As part of the screening process for potential tenants, most landlords will run a credit check on applicants. This credit check helps landlords confirm that the applicant is financially stable and likely to pay their rent on time.

Essentially, a credit check helps show that your potential tenant has been responsible with money in the past, including with borrowing. This past responsibility typically translates into future financial responsibility, including paying rent on time and in full.

What to Do Before Running the Credit Check

Before you can run a tenant credit check, you will need to gather some basic information from them. You will need their full name and social security, as well as their date of birth and possibly their address. You may also need information such as the tenant’s current landlord and current employer. Even if you do not use that information in the credit check, you will for other aspects of the screening process.

Get Permission

The most important thing to do before the tenant credit check is to get written permission from the tenant to do so. This is crucial because of the sensitive information that you have to provide to get the report, as well as the sensitive information you will receive as part of it.

Be Prepared to Prove You Are the Landlord

The majority of companies that provide credit reports will need you to prove to them that you have a legitimate request for a credit check. This includes not only providing the written authorization from the potential tenant but also proving that you are the property’s landlord.

Expect to have to provide proof of residence, such as a utility bill, proof of your identification, like a driver’s license, and proof that you own the rental property, like a utility bill.

Run the Tenant Credit Check

Once you have all the required information, you are ready to run the credit check. The three major bureaus for credit reporting are Experian, TransUnion, and Equifax. There are also various online services that provide credit checks via these bureaus, sometimes along with other screening features or checks, such as a background or criminal check.

Always make sure you run the report with a trusted company. You do not want to submit the sensitive information to one that is illegitimate, as this would be bad for the potential tenant, and you would be liable.

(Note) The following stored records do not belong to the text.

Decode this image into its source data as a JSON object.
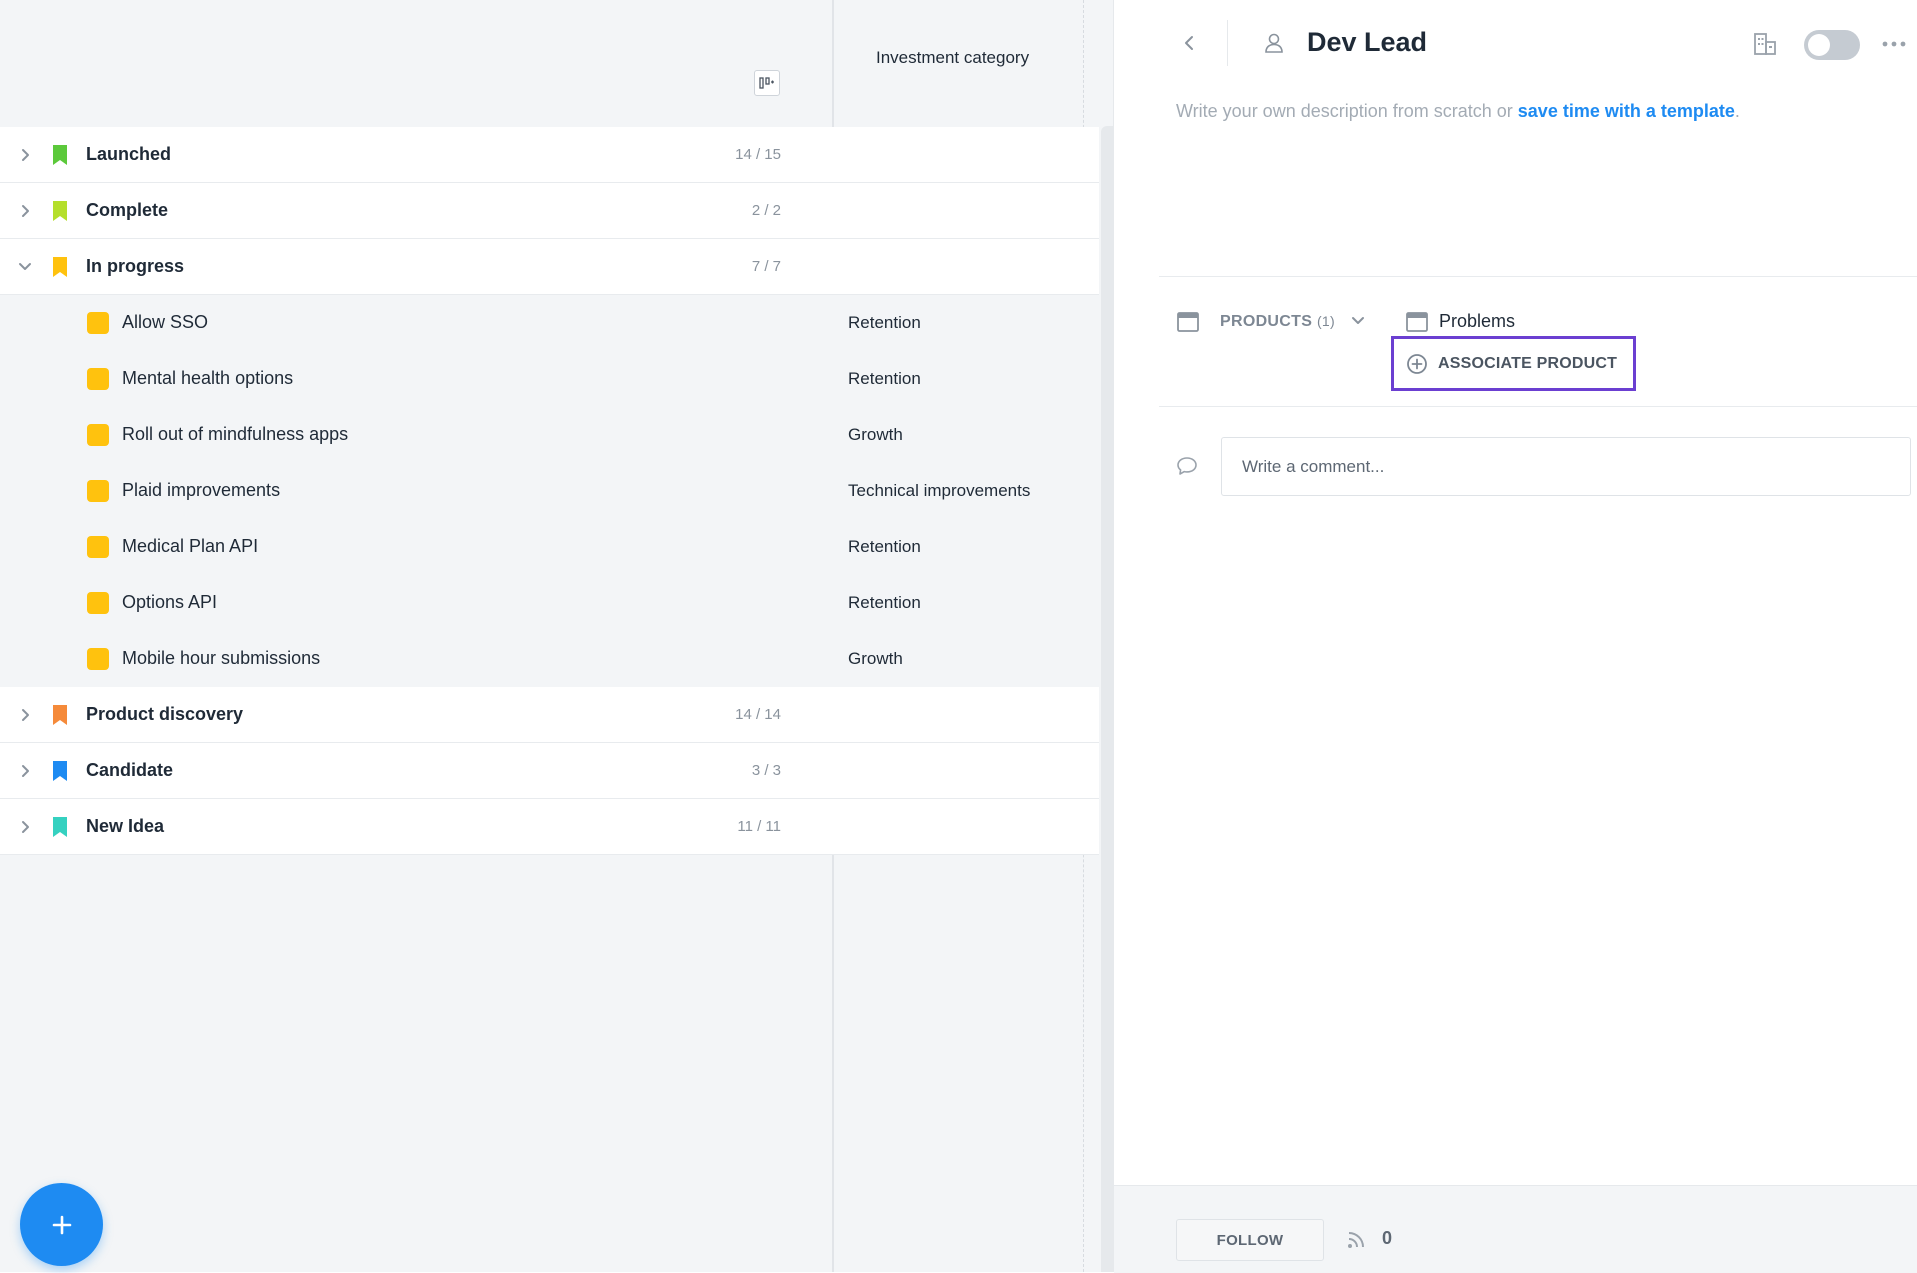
{
  "table": {
    "column_header": "Investment category",
    "rows": [
      {
        "type": "group",
        "label": "Launched",
        "count": "14 / 15",
        "color": "#5cc93b",
        "expanded": false,
        "category": ""
      },
      {
        "type": "group",
        "label": "Complete",
        "count": "2 / 2",
        "color": "#b5df2c",
        "expanded": false,
        "category": ""
      },
      {
        "type": "group",
        "label": "In progress",
        "count": "7 / 7",
        "color": "#ffc20e",
        "expanded": true,
        "category": ""
      },
      {
        "type": "child",
        "label": "Allow SSO",
        "category": "Retention",
        "color": "#ffc20e"
      },
      {
        "type": "child",
        "label": "Mental health options",
        "category": "Retention",
        "color": "#ffc20e"
      },
      {
        "type": "child",
        "label": "Roll out of mindfulness apps",
        "category": "Growth",
        "color": "#ffc20e"
      },
      {
        "type": "child",
        "label": "Plaid improvements",
        "category": "Technical improvements",
        "color": "#ffc20e"
      },
      {
        "type": "child",
        "label": "Medical Plan API",
        "category": "Retention",
        "color": "#ffc20e"
      },
      {
        "type": "child",
        "label": "Options API",
        "category": "Retention",
        "color": "#ffc20e"
      },
      {
        "type": "child",
        "label": "Mobile hour submissions",
        "category": "Growth",
        "color": "#ffc20e"
      },
      {
        "type": "group",
        "label": "Product discovery",
        "count": "14 / 14",
        "color": "#f58a3a",
        "expanded": false,
        "category": ""
      },
      {
        "type": "group",
        "label": "Candidate",
        "count": "3 / 3",
        "color": "#1e8bf2",
        "expanded": false,
        "category": ""
      },
      {
        "type": "group",
        "label": "New Idea",
        "count": "11 / 11",
        "color": "#35d1c0",
        "expanded": false,
        "category": ""
      }
    ]
  },
  "fab": {
    "label": "+",
    "color": "#1e8bf2"
  },
  "detail": {
    "title": "Dev Lead",
    "toggle_on": false,
    "description_prefix": "Write your own description from scratch or ",
    "description_link": "save time with a template",
    "description_suffix": ".",
    "products_label": "PRODUCTS",
    "products_count": "(1)",
    "problems_label": "Problems",
    "associate_label": "ASSOCIATE PRODUCT",
    "highlight_color": "#6b3fd1",
    "comment_placeholder": "Write a comment...",
    "follow_label": "FOLLOW",
    "follow_count": "0"
  },
  "icons": {
    "back": "chevron-left-icon",
    "person": "person-icon",
    "building": "building-icon",
    "more": "more-horizontal-icon",
    "products": "window-icon",
    "comment": "speech-bubble-icon",
    "signal": "signal-icon",
    "plus_circle": "plus-circle-icon",
    "column_settings": "column-settings-icon"
  }
}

RentRedi makes it easy because we’ve partnered with TransUnion to ensure you get full background checks with credit, criminal, and eviction reports—-as well as a customized leasing recommendation.

How Long It Will Take

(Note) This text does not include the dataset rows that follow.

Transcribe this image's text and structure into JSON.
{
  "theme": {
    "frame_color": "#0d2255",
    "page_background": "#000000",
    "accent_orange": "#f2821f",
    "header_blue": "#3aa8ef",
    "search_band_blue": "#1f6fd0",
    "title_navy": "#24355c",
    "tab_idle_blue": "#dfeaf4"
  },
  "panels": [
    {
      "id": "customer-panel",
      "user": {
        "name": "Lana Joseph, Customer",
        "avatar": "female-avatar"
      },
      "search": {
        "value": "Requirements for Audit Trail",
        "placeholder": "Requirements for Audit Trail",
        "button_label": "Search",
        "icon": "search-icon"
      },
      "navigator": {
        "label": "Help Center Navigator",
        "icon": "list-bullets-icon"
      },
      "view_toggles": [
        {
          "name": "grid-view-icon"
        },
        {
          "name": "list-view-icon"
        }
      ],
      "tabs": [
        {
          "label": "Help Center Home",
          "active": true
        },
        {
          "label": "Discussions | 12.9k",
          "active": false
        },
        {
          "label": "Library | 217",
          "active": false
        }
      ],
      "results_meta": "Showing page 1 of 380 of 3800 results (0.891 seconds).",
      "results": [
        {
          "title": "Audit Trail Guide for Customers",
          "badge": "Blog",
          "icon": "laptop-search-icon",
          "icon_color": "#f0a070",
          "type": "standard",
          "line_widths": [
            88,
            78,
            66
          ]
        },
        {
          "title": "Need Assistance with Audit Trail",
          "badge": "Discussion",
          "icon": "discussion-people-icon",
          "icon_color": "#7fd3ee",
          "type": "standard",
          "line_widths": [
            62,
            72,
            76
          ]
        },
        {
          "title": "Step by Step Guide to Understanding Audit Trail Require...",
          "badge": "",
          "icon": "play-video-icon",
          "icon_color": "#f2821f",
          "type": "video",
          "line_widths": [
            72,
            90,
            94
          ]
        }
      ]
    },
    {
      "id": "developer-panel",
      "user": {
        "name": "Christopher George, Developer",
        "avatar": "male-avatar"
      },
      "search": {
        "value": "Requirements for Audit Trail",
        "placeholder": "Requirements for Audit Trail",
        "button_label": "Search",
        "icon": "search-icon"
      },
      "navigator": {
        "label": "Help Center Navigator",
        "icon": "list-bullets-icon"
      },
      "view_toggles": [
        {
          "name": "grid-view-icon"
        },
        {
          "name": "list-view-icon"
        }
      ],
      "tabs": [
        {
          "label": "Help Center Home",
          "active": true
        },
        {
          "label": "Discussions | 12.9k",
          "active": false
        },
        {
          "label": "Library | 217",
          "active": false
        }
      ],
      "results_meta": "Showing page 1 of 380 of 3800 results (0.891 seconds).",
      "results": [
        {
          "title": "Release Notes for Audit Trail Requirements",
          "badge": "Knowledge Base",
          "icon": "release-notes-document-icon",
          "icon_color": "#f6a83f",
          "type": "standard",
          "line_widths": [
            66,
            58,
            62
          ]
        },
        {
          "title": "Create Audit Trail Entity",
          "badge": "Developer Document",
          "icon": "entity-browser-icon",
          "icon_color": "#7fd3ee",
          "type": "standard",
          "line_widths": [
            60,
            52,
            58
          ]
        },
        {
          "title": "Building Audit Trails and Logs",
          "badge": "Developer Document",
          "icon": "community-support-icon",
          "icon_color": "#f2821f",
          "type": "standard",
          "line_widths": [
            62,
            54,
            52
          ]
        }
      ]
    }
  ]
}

In most cases, you will get a tenant credit check back within just a couple of hours, if not sooner. There may, however, be a delay of up to several days before this while they verify that you are authorized to request the information.

What to Look for in the Credit Report

Once you have a tenant’s credit report, look out for potential red flags, such as chronically late payments, bankruptcies, judgments against them, unpaid accounts, and large debts.

None of these will always be a disqualifying factor, but some usually will be. Chronically late payments or unpaid accounts, for example, may indicate the tenant will not pay their rent on time, or you may never even receive it. A large debt may indicate that a lot of the tenant’s income is already accounted for, but if they make regular payments without issues, it can also show financial responsibility. Large debts may not automatically disqualify potential tenants, assuming they have a large enough income.

Talk to the Tenant About the Credit Report

If everything seems great except the credit report, consider talking to the applicant. Extenuating circumstances may have caused temporary issues with someone who is otherwise financially responsible.

What to Do About Bad Credit

Remember that if you reject a potential tenant due to bad credit, you must legally send them an “adverse action letter” that lets them know why you rejected them and the agency that provided the report and reminds them they can get a free copy of the report within 60 days.

If you choose to rent to someone with poor credit, you can require a cosigner or security deposit. You will still need to send an adverse action letter in these cases.